A dismissal with prejudice does more than simply bring a lawsuit to an end. It also permanently bars the filing party from ever bringing their case again in the future. These dismissals will end any possibility of recovering a monetary award at trial or even an insurance claim. Given the importance of the statute of limitations, you should seek the guidance of an attorney early on in the process.
Exceptions to the Statute of Limitations
There are some exceptions to the statute of limitations to be aware of. According to Nebraska Revised Statute § 30-810, if a pedestrian accident results in a fatal injury, the filing deadline for a wrongful death lawsuit is only two years from the death of the person. Likewise, the deadline could be extended in some cases. For example, minors that are injured in pedestrian accidents typically have additional time to file their case.
An Omaha Pedestrian Accident Attorney Can Protect Your Rights
It may be easy to assume that the court will automatically blame a driver for any collision with a pedestrian. This belief leads many injured parties to try to take on the insurance company without an attorney.
The fact of the matter is that a filing party in a pedestrian accident case must prove that the at-fault driver was negligent. This is a complex legal analysis that examines the actions of not just the driver but also of the injured individual.
An Omaha pedestrian accident lawyer from Berry Law can help by working to prove defendant negligence and protect your right to collect compensation. Our attorneys understand the immense impact that these incidents can have on someone’s life, but they also know that you are injured—not broken.
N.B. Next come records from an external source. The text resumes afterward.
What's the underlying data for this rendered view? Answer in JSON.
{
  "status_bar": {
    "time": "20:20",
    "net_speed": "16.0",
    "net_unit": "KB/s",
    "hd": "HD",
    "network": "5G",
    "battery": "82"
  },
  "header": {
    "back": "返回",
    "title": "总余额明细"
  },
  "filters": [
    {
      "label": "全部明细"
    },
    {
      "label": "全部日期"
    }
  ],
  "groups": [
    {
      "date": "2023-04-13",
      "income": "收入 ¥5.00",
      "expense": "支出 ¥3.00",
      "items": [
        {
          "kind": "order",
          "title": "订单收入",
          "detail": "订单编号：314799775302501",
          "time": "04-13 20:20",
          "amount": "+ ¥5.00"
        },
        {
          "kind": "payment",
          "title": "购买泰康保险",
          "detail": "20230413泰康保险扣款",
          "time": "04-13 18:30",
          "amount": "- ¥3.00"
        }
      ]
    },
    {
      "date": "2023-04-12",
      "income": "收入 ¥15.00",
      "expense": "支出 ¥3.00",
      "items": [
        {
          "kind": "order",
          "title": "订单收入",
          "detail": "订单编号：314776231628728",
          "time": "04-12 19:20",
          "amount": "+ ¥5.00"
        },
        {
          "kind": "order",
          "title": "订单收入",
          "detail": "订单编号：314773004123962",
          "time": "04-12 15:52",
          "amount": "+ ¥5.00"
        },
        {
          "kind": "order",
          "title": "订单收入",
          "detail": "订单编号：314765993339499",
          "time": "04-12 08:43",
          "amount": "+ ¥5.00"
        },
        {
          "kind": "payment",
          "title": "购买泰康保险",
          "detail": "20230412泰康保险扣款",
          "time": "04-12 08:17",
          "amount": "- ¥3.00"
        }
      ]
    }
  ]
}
Call on Berry Law to get started on your case and take charge of your situation.